→ **Task instructions**:
Look through the listing below and report every line that contains "lucasg".

*** Begin section ***

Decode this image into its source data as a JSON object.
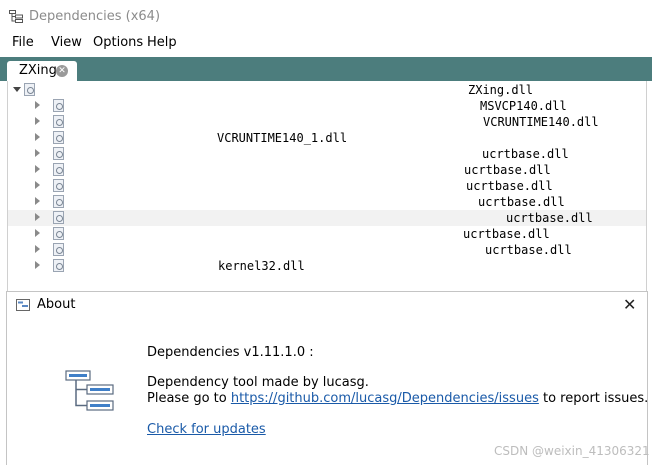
{
  "window": {
    "title": "Dependencies (x64)",
    "icon": "tree-window-icon"
  },
  "menu": {
    "items": [
      "File",
      "View",
      "Options",
      "Help"
    ]
  },
  "tabs": [
    {
      "label": "ZXing",
      "close_icon": "close-circle-icon"
    }
  ],
  "tree": {
    "rows": [
      {
        "text": "ZXing.dll"
      },
      {
        "text": "MSVCP140.dll"
      },
      {
        "text": "VCRUNTIME140.dll"
      },
      {
        "text": "VCRUNTIME140_1.dll"
      },
      {
        "text": "ucrtbase.dll"
      },
      {
        "text": "ucrtbase.dll"
      },
      {
        "text": "ucrtbase.dll"
      },
      {
        "text": "ucrtbase.dll"
      },
      {
        "text": "ucrtbase.dll"
      },
      {
        "text": "ucrtbase.dll"
      },
      {
        "text": "ucrtbase.dll"
      },
      {
        "text": "kernel32.dll"
      }
    ]
  },
  "about": {
    "title": "About",
    "close_label": "✕",
    "version_line": "Dependencies v1.11.1.0 :",
    "description": "Dependency tool made by lucasg.",
    "issues_prefix": "Please go to ",
    "issues_link": "https://github.com/lucasg/Dependencies/issues",
    "issues_suffix": " to report issues.",
    "updates_link": "Check for updates"
  },
  "watermark": "CSDN @weixin_41306321"
}
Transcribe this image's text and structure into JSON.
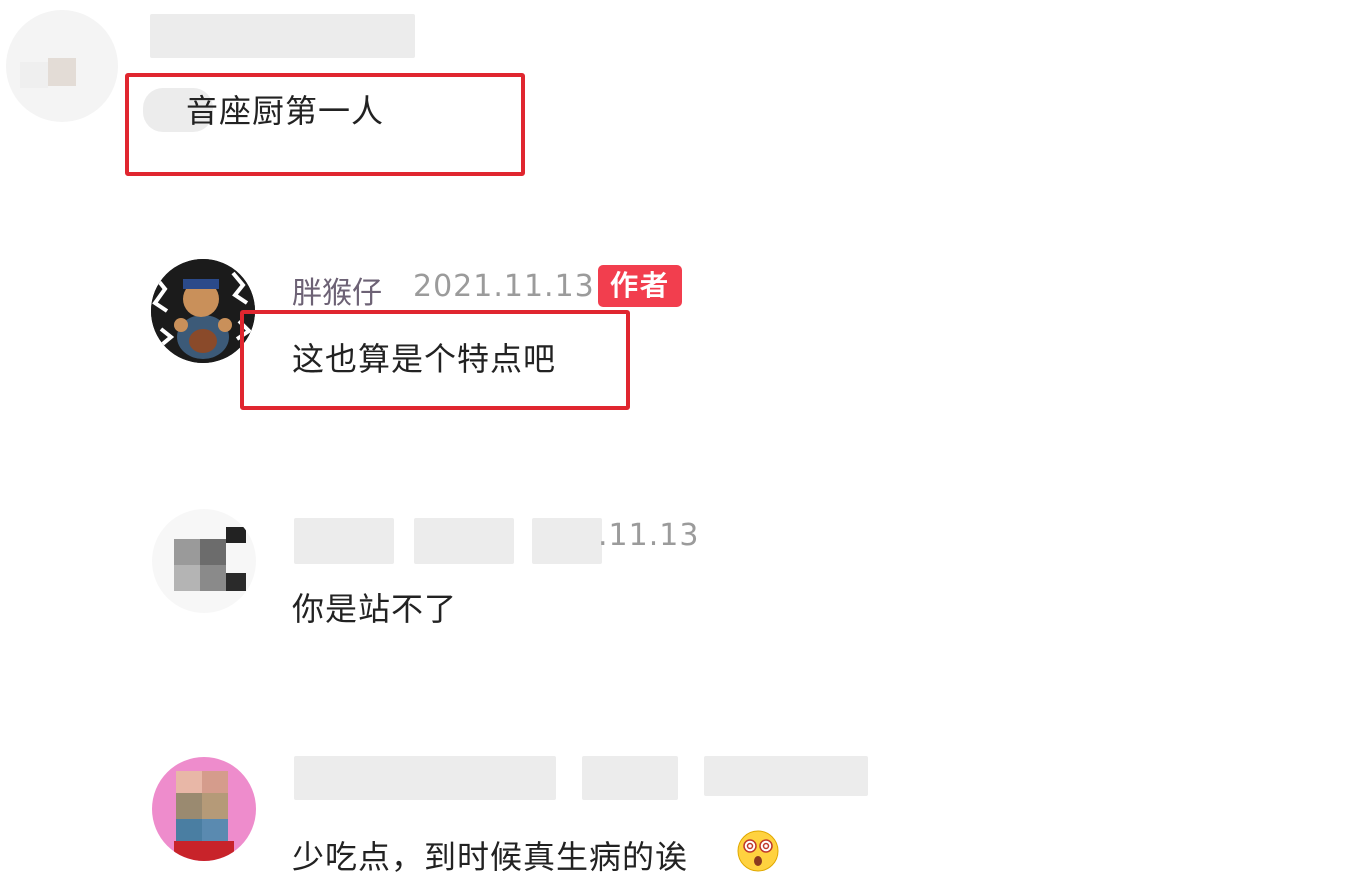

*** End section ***

→ **Exercise output**:
    "description": "Dependency tool made by lucasg.",
    "issues_link": "https://github.com/lucasg/Dependencies/issues",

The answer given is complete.